With spaghetti sauce, I favor Italian sausage for meat and also seafood. In the past, it was either clams or shrimp but then I stumbled upon a frozen “seafood mix” which includes octopus, cuttlefish, squid, shrimp and clams or mussels and I like that for “something different.” I’ll sautee that seafood mix in butter, olive oil and garlic and then add in to the crock pot after the sauce has been simmering a few hours. As we say in Manila – “masarap.”(Delicious!)
With chili, I like it hot.
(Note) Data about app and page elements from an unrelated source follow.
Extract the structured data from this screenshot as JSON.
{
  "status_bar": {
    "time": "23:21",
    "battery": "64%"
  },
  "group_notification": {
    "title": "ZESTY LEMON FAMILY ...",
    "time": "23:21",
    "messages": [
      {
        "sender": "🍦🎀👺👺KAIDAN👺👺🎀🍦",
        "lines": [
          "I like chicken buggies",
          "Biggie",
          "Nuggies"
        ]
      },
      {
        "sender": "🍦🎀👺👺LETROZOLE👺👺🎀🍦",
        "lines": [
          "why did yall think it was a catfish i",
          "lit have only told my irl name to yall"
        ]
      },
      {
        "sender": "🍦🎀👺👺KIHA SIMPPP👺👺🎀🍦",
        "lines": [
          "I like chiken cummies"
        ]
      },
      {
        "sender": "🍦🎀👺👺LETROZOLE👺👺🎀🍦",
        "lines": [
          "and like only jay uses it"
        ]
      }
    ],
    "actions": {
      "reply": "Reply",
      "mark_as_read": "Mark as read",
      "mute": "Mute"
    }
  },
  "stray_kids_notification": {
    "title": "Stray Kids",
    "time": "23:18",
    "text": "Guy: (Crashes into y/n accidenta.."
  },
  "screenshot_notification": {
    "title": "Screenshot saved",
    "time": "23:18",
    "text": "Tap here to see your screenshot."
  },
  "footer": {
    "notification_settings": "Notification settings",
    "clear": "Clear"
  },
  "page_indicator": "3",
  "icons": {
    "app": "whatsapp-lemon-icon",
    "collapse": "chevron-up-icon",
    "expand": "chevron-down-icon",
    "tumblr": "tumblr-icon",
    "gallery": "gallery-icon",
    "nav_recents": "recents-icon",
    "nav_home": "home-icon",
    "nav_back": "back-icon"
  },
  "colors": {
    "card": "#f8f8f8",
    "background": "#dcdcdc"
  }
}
Fortunately, I have all sorts of hot sauces and a nice stash of premium Chimayo chile powder which I picked up in the town it is named after when we were in New Mexico.
Susie doesn’t like her chili hot, so I have to add most of the hot sauce and chile power (and often some jalapeno peppers) to mine separately, which dilutes the effect it since it doesn’t simmer into the sauce. I’m thinking that this winter I will make “his and hers” batches since we have two crock pots. (Plus a “reserve” one that’s still in the box, which I picked up at a real good price at an outlet mall sale.)
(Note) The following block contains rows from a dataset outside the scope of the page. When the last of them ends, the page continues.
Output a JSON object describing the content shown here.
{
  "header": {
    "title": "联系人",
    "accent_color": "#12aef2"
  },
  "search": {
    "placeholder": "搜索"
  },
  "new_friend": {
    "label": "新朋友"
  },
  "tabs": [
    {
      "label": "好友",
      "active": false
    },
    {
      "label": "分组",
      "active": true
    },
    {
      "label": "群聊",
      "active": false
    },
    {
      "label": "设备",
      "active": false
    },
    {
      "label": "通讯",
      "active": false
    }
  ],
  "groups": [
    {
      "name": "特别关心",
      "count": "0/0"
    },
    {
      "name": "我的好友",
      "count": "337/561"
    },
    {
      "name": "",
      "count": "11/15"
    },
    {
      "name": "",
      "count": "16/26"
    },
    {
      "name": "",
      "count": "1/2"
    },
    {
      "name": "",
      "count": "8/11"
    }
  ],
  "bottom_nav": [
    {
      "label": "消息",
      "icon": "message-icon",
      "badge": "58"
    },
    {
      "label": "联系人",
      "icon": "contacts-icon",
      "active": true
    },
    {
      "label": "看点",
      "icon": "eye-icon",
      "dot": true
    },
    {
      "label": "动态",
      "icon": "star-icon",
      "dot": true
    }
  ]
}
When I cook on the stove, it’s typically in a “wok” pan. This has a small cooking base and then widens out. This allows a smaller amount of liquid to cover all the food than if the base is also wide. I often stir fry / simmer something in that wok pan.
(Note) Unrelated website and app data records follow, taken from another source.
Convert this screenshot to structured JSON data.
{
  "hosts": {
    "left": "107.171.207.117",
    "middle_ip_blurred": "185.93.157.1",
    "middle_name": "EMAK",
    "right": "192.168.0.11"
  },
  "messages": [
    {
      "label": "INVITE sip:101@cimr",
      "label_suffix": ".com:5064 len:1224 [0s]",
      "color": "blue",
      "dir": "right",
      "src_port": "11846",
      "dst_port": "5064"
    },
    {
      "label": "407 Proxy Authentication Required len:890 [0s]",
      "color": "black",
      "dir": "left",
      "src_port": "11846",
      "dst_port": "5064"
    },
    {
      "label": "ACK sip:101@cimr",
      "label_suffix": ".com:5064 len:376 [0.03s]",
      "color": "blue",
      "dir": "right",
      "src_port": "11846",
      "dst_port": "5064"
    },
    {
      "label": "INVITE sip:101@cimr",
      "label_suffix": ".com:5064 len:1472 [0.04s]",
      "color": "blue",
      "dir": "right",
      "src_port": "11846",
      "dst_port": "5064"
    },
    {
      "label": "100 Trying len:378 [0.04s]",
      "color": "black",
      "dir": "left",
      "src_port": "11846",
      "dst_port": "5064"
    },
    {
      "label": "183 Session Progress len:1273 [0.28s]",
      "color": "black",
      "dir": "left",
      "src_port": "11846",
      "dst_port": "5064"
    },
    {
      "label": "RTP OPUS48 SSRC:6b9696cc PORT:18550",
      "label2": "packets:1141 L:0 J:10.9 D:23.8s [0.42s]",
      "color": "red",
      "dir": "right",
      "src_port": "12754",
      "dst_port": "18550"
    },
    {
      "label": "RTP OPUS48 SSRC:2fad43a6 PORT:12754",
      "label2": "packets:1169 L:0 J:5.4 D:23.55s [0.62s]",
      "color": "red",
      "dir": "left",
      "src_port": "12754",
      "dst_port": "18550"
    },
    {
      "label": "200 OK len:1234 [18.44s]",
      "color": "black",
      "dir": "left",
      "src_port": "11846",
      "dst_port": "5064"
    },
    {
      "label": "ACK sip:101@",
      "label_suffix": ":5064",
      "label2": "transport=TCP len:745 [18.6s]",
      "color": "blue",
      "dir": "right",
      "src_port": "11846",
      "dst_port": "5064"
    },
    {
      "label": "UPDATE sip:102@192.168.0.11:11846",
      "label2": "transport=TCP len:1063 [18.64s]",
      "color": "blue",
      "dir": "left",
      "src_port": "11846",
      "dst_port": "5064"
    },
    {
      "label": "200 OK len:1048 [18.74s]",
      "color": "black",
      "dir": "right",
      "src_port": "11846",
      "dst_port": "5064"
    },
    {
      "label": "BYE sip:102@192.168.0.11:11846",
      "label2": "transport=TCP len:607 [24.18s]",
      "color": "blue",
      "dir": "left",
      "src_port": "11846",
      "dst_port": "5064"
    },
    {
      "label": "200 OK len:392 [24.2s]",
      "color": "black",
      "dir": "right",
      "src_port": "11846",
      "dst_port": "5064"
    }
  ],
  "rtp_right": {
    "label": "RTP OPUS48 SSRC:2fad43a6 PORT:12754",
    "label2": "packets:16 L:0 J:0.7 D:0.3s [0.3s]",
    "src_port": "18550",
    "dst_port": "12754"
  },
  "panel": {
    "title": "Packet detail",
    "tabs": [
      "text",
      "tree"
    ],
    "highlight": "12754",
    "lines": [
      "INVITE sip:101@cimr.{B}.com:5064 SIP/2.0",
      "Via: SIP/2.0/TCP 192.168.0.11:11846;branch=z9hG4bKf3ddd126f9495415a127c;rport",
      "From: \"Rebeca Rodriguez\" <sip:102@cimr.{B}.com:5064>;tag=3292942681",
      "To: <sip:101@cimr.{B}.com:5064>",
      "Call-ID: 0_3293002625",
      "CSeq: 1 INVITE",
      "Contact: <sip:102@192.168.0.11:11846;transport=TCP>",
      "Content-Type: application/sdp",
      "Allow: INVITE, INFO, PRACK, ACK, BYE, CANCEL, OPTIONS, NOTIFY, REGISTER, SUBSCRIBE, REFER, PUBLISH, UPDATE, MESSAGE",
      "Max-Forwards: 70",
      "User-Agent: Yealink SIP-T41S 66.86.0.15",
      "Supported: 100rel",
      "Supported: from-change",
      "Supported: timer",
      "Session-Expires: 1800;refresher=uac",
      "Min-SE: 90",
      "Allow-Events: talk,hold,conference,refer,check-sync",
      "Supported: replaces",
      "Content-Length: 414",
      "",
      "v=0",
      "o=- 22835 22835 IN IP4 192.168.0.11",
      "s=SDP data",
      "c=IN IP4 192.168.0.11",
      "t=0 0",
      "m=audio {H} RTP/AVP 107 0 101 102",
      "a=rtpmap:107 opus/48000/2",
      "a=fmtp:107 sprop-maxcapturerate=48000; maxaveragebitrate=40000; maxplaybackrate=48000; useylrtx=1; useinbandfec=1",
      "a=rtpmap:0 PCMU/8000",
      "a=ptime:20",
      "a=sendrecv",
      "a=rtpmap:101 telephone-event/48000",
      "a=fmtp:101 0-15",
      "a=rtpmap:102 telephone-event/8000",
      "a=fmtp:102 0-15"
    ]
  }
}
Top on the stir fry / simmer list is chicken or pork adobo. It’s a Filipino standard which uses a mix of vinegar and soy sauce to simmer the meat chunks along with some onions and mushrooms. Susie enjoys it. I’ll also use it to stir fry my version of Sichuan beef.
About the only time I use the oven is to roast a boneless pork loin. I baste this with whatever funky salad dressing I happen to have on hand. Zesty Italian and Greek are two favorites. This is accompanied by sweet potatoes zapped in the microwave, which I never owned until receiving one as a wedding present in 1995.
If we’re not eating pasta, then all these meals are accompanied with rice, which I buy in 25-pound bags. Susie’s eaten so much rice over the last 25 years I’m waiting for her eyes to become slanted just like mine! 😉
I recently stumbled upon some “Thai Coconut Curry” flavor chicken broth I picked up on sale . I’m thinking about an opportunity to try it out. This broth may become a favored cooking liquid since I like both curry and coconut. (Whenever Blue Bell ice cream goes on sale, I try to pick up their Tropical Paradise flavor – coconut ice cream with crushed pineapple, macadamia nuts and coconut sauce.)
I limit home red meat consumption to about once every six weeks. Even in the Philippines, I didn’t eat much red meat; it was mostly chicken, pork and fish. My uncle’s convinced that my grandmother (his mother) lived to be over 100 because her diet was mainly fish, vegetables and rice. That’s a little too confining for me, especially considering the price of fish here compared to the Philippines. (While we had shrimp in the Philippines, it took a back seat to the Godzilla size prawns we had, which I rarely see here.)
I’m hoping our upcoming trip to Puerto Rico will give me some new cooking ideas. In Manila, one of my favorite dishes at home was Cuban Rice: seasoned ground beef surrounding rice which had literally been inverted from a cup with a fried egg on top of the rice. Surrounding the ground beef was fried bananas. Masarap!
I’d never seen this on the menu in a Cuban restaurant, only Picadillo which is similar but without the fried egg or bananas. I asked the owner of a local Cuban restaurant whether Cuban Rice was a real dish or… She assured me it was very Cuban but didn’t think it’d go over with Americans.
My problem with “American” food is that it is often bland. Food, like life, should be characterized by zest! All it takes is some spices and herbs…and you too will be saying: “masarap!”